During that same period, 470 people were killed in attacks on health facilities.
“What is troubling is that we‘ve come to a point where attacks on health – something the international community shouldn‘t tolerate – are now taken for granted; something we have become accustomed to. ”, said Richard Brennan, WHO Regional Emergency Director in the Eastern Mediterranean. “And they are still taking place”.
12 million Syrians into food insecurity
As the Syrian war has driven poverty and hunger to levels higher than at any previous point, UN Special Envoy Geir Pedersen told the Security Council on 25 February 2022.
“After 10 years of crisis, life is harder than ever for displaced Syrians. Millions of Syrians have been forced to flee their homes since 2011, seeking safety as refugees in Lebanon, Turkey, Jordan and beyond, or displaced inside Syria. As the crisis continues, hope is fading. With the devastating impact of the pandemic and increasing poverty, every day is an emergency for Syrians forced to flee.”
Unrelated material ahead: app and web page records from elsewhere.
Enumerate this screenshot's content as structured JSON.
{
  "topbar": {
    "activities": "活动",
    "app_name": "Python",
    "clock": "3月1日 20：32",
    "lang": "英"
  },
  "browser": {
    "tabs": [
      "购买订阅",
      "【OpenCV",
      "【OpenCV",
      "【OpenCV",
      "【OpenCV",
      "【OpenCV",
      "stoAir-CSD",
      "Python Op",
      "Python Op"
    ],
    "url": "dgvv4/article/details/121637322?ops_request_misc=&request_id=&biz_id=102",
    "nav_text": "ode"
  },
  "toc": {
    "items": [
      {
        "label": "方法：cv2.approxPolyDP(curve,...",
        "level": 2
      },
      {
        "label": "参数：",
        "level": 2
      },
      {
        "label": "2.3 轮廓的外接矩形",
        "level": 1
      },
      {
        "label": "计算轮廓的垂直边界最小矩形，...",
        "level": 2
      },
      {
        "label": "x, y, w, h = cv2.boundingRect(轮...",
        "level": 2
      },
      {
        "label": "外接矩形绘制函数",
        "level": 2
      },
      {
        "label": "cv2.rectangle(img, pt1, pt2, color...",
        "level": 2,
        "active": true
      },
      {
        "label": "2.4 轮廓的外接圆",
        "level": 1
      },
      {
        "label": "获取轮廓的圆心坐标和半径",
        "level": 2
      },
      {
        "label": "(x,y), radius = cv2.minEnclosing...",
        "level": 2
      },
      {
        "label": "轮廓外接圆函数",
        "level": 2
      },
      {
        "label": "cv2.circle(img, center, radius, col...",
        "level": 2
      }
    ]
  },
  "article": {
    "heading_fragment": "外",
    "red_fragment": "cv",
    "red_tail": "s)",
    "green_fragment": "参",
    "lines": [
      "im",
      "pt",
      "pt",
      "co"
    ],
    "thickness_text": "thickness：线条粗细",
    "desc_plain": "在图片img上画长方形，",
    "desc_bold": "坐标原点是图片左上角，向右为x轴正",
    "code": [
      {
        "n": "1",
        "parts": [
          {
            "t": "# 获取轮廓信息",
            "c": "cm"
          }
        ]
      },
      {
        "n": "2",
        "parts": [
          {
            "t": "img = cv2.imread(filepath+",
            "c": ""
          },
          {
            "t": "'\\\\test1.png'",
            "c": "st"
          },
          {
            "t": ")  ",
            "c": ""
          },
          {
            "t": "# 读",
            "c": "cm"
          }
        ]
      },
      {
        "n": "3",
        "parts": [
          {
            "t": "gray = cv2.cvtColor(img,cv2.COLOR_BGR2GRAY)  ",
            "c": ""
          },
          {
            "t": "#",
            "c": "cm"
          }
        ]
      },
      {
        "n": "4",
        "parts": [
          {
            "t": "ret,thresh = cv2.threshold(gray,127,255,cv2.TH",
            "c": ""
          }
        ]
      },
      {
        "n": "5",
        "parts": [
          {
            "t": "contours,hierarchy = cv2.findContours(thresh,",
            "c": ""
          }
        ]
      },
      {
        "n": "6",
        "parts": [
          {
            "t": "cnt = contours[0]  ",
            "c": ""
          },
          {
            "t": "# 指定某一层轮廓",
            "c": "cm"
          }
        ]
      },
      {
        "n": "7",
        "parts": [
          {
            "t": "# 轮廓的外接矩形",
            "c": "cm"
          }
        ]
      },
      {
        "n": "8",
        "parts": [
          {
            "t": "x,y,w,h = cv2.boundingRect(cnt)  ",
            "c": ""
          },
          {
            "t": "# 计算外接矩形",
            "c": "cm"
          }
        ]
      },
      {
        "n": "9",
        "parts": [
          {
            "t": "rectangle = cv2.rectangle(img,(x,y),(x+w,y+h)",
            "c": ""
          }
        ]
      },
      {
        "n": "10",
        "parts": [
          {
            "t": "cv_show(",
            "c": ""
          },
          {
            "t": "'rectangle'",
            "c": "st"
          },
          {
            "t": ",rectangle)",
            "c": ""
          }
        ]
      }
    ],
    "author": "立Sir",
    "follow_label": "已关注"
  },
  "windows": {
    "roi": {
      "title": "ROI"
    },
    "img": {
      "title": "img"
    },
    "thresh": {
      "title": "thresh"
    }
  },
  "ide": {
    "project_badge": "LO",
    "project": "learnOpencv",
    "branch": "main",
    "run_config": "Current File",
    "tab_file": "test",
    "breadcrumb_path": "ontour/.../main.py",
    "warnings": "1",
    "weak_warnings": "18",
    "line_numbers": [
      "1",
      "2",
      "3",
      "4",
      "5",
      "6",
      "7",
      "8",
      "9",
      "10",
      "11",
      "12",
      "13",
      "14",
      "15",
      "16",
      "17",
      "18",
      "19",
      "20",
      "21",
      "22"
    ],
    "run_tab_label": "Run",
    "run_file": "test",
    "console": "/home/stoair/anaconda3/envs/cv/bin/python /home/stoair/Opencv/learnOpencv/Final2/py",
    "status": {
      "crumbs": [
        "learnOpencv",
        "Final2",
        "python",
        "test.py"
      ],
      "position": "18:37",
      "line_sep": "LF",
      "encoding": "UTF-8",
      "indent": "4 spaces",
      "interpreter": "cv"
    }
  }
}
Largest refugee crisis in decades
Turkey hosts the largest number of registered Syrian refugees – more than 3.6 million.
“The vast majority of Syrian refugees in the neighbouring countries live in urban areas, with only 1 out of 20 accommodated in a refugee camp. In all neighbouring countries, life is a daily struggle for more than a million Syrian refugees, who have little or no financial resources.” UNHCR added the following:
Many lost employment since the COVID-19 pandemic has broken out. In Lebanon, nine out of ten refugees now live in extreme poverty,
There are no formal refugee camps and, as a result, Syrians are scattered throughout urban and rural communities and locations, often sharing small basic lodgings with other refugee families in overcrowded conditions.
In Jordan, over 660,000 men, women and children are currently trapped in exile. Approximately 80 percent of them live outside camps, while 128,000 have found sanctuary in refugee camps such as Za’atari and Azraq.
Many have arrived with limited means to cover even basic needs, and those who could at first rely on savings or support from host families are now increasingly in need of help.
In Jordan, about four out of five Syrian refugees (close to 80 percent ) were living under the national poverty line even before the pandemic, surviving on about US$3 a day.
Iraq also is a main host country for Syrians, with some 244,000 registered refugees, while in Egypt UNHCR provides protection and assistance to more than 130,000.
The tragic frustration of the Arab Spring
“Today, March 15, marks the 11th anniversary of the start of the Syrian revolution. It was on this day in 2011 that Syrian government forces opened fire on peaceful pro-democracy protesters in the southern town of Daraa,” Human Rights Watch reminded.
“The violent crackdown sparked nationwide protests and growing demands for the resignation of Syria’s president Bashar al-Assad. As the unrest spread, the government crackdown intensified, eventually descending into civil war. It’s a war that has been largely forgotten, although it bears similar hallmarks to the horrors inflicted on Ukraine in Russia‘s renewed invasion,” the international human rights defender organisation added.
“Yet, while the US and Europe responded with unprecedented urgency to the crisis in Ukraine, waiving visa regulations for people fleeing the conflict and welcoming Ukrainian refugees with compassion and open arms, people fleeing other wars and crises like the one in Syria have been facing unlawful and violent pushbacks at borders.”
“So, even though the world largely abandoned Syrians to face down attacks from multiple abusive armed actors, this day [15 March 2022] should be a reminder that Syrians’ experience of violent rights violations is the same as Ukrainians’, and they deserve the same continued protections and support too.”
Tragically, the hopes of the Arab Spring have been crushed. Authoritarian regimes still reign in the region. And massive local and foreign military attacks continue, with weapons pouring in Syria. Confusing reports circulate about the key actors–Russia, Turkey, Iran, the United States and Europa. All that has failed. Yet, the brutal killing of civilians goes on.
This post first appeared on IPS News.